These days cloud-sync applications are ten-a-penny. Most people have learned the wisdom of using a cloud-sync service to not just back up but also keep the latest versions of their files on a myriad of different devices.
SugarSync is one of the more established backup and file synchronisation tools. Like many of its peers, SugarSync is cross-platform, letting you spread your documents far and wide across PC, Mac, Android and iOS.
Once upon a time it was genuinely innovative, but in recent times the competition has caught up and - in many ways - overtaken it. With that in mind, version 2.0 has been redesigned from the ground up, with a radically revamped user panel offering a multitude of new options.
Get an overview of all synced folders via the Cloud tab, or see which files have been recently updated through the Activity tab. There's also a new Contacts section within the Sharing tab for easily sharing folders with individuals, which accompanies another new feature that brings public sharing of folders to SugarSync for the first time.
Other changes include the implementation of SugarSync Drive, giving users direct access to their cloud-stored files via a virtual drive visible in Windows Explorer and Finder, plus a new Cloud Search tool for quickly tracking down files and folders.
The interface redesign is matched in the web app and forthcoming mobile apps for consistently, while version 2 also provides users with direct access to their cloud-stored folders via the SugarSync Drive, accessible from Finder or Windows Explorer like any other.
SugarSync does have the option of letting you choose exactly which folders on your PC are synced, though, and also allows you to pick and choose which device(s) individual folders are synced with, which helps makes it a viable alternative to those frustrated by Dropbox or SkyDrive's rigid folder structures.
What's new in 3.10 (see the changelog for more detailed info)?

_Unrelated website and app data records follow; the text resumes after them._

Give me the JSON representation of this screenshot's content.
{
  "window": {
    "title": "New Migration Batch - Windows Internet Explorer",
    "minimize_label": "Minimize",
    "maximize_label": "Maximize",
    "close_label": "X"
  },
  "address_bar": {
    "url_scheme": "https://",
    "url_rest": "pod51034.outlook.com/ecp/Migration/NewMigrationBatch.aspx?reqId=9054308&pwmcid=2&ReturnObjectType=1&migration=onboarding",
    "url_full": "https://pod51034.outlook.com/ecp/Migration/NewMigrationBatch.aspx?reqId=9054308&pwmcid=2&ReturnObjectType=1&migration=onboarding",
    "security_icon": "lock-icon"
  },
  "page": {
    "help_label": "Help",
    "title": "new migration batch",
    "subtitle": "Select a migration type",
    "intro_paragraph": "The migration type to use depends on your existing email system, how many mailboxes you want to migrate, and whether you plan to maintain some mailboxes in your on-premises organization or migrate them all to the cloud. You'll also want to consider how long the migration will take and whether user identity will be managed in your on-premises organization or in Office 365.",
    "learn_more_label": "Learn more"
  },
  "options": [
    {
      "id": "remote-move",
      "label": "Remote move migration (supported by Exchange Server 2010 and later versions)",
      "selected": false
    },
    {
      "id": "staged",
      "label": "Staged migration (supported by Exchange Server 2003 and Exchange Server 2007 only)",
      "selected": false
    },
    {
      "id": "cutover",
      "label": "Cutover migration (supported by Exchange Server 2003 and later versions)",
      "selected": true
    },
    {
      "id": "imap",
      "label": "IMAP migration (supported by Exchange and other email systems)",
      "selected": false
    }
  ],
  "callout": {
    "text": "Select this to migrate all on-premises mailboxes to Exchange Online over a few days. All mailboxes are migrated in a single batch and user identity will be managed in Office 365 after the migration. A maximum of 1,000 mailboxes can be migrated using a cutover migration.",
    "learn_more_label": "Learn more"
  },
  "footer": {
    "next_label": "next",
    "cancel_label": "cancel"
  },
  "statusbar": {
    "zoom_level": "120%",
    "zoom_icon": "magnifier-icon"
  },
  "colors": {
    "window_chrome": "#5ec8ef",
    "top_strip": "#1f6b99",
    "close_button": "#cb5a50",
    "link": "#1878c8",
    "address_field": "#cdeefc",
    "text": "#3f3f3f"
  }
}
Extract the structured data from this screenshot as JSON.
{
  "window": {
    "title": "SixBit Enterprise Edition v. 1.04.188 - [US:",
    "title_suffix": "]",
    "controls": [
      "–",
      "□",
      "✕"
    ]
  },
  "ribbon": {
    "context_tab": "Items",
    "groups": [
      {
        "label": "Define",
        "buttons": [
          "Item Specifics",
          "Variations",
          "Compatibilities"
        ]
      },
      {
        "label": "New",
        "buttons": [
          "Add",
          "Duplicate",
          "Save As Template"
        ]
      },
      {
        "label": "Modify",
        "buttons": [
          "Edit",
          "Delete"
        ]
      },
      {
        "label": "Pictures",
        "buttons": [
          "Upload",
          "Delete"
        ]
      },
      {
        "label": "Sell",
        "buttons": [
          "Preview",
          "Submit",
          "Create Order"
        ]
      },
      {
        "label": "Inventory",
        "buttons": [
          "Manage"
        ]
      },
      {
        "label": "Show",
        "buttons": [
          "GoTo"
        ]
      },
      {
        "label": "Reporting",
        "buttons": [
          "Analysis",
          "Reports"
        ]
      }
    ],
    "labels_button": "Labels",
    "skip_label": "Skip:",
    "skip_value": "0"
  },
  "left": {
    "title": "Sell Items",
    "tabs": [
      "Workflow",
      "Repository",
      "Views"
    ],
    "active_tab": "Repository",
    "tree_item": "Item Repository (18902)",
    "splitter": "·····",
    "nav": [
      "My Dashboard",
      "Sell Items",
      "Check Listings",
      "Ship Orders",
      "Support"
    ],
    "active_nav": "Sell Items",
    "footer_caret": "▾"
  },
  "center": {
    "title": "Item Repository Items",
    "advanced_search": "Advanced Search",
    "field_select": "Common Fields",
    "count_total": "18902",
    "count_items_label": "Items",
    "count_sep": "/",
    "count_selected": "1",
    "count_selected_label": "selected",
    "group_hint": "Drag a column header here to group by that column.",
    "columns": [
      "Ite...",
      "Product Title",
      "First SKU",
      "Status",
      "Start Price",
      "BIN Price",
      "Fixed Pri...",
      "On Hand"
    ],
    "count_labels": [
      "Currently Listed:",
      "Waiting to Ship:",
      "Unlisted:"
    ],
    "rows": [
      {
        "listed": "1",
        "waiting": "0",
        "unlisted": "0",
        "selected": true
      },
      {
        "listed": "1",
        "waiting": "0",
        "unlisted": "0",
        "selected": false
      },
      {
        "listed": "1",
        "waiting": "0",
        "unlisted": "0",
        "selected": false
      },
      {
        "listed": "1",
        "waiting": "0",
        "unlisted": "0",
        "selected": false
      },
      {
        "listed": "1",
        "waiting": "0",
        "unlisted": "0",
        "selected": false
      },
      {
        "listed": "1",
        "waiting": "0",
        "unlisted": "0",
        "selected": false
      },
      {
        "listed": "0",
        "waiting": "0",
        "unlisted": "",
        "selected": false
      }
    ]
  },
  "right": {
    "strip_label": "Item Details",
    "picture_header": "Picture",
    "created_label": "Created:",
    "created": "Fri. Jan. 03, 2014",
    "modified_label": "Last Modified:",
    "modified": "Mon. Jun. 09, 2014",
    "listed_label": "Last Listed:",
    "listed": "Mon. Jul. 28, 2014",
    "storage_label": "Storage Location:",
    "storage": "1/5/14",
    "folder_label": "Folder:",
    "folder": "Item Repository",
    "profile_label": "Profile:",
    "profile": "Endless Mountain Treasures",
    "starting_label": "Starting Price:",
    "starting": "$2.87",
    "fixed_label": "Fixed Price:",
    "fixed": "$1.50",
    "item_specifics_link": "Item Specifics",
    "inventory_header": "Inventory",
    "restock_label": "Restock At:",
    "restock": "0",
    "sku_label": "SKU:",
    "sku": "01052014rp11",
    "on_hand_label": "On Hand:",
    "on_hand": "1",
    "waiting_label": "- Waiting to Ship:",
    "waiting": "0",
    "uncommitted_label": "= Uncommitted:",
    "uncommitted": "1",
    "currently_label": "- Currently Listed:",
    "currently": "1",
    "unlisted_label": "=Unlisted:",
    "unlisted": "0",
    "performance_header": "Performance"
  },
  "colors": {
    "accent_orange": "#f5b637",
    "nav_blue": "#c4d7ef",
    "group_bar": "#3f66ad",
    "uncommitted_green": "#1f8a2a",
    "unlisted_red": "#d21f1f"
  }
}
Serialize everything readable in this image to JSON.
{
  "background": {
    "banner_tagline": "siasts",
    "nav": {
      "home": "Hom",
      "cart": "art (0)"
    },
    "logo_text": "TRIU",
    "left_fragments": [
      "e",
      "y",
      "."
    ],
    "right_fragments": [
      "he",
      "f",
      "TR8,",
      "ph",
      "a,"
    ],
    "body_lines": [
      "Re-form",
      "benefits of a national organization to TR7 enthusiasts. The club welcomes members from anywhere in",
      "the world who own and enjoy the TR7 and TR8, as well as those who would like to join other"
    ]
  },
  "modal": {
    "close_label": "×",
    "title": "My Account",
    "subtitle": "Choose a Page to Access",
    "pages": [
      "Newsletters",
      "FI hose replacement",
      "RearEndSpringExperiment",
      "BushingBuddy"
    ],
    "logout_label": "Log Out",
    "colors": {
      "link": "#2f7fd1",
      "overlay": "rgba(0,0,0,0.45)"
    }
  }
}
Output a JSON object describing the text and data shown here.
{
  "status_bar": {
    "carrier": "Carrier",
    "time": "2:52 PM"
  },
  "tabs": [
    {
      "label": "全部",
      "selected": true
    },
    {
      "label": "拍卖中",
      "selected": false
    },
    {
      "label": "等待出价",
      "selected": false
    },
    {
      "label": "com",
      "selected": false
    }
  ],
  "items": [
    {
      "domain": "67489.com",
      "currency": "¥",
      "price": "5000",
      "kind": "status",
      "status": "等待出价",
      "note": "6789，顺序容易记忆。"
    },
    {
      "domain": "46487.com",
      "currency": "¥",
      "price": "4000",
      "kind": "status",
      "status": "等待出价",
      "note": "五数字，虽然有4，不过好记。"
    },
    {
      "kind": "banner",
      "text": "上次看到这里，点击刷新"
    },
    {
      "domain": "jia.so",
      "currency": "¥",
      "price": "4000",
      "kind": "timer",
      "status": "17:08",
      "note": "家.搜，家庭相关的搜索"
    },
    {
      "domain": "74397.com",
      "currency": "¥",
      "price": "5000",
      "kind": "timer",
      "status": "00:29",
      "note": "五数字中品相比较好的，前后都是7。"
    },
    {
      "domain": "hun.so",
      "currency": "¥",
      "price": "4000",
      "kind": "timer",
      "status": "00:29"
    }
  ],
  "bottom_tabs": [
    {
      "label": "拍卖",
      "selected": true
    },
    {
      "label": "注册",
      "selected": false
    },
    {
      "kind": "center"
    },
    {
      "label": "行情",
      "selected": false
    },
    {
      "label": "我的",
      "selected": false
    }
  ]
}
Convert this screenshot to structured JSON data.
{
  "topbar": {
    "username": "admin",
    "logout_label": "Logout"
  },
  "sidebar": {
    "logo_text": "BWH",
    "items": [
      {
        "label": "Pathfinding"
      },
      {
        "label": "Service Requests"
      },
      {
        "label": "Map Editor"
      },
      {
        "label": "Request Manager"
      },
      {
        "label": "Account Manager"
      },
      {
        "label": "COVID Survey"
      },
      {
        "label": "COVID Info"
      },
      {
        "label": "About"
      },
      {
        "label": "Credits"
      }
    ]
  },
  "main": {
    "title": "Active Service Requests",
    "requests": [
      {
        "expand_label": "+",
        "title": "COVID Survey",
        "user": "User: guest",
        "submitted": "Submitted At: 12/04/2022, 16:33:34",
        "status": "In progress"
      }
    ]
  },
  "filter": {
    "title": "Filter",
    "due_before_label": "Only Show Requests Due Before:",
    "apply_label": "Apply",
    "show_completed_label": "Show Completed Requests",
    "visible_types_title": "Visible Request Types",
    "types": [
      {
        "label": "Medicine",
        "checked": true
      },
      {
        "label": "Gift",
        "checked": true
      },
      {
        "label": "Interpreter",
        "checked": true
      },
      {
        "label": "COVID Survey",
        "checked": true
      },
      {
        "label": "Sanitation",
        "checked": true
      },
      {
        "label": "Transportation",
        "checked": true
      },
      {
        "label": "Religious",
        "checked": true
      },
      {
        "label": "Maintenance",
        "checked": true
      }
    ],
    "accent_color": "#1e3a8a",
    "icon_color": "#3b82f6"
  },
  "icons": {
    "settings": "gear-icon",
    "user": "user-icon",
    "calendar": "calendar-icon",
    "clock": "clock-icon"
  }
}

Despite the slick redesign and welcome array of new features, issues with performance and various glitches make it difficult to wholeheartedly embrace this new build.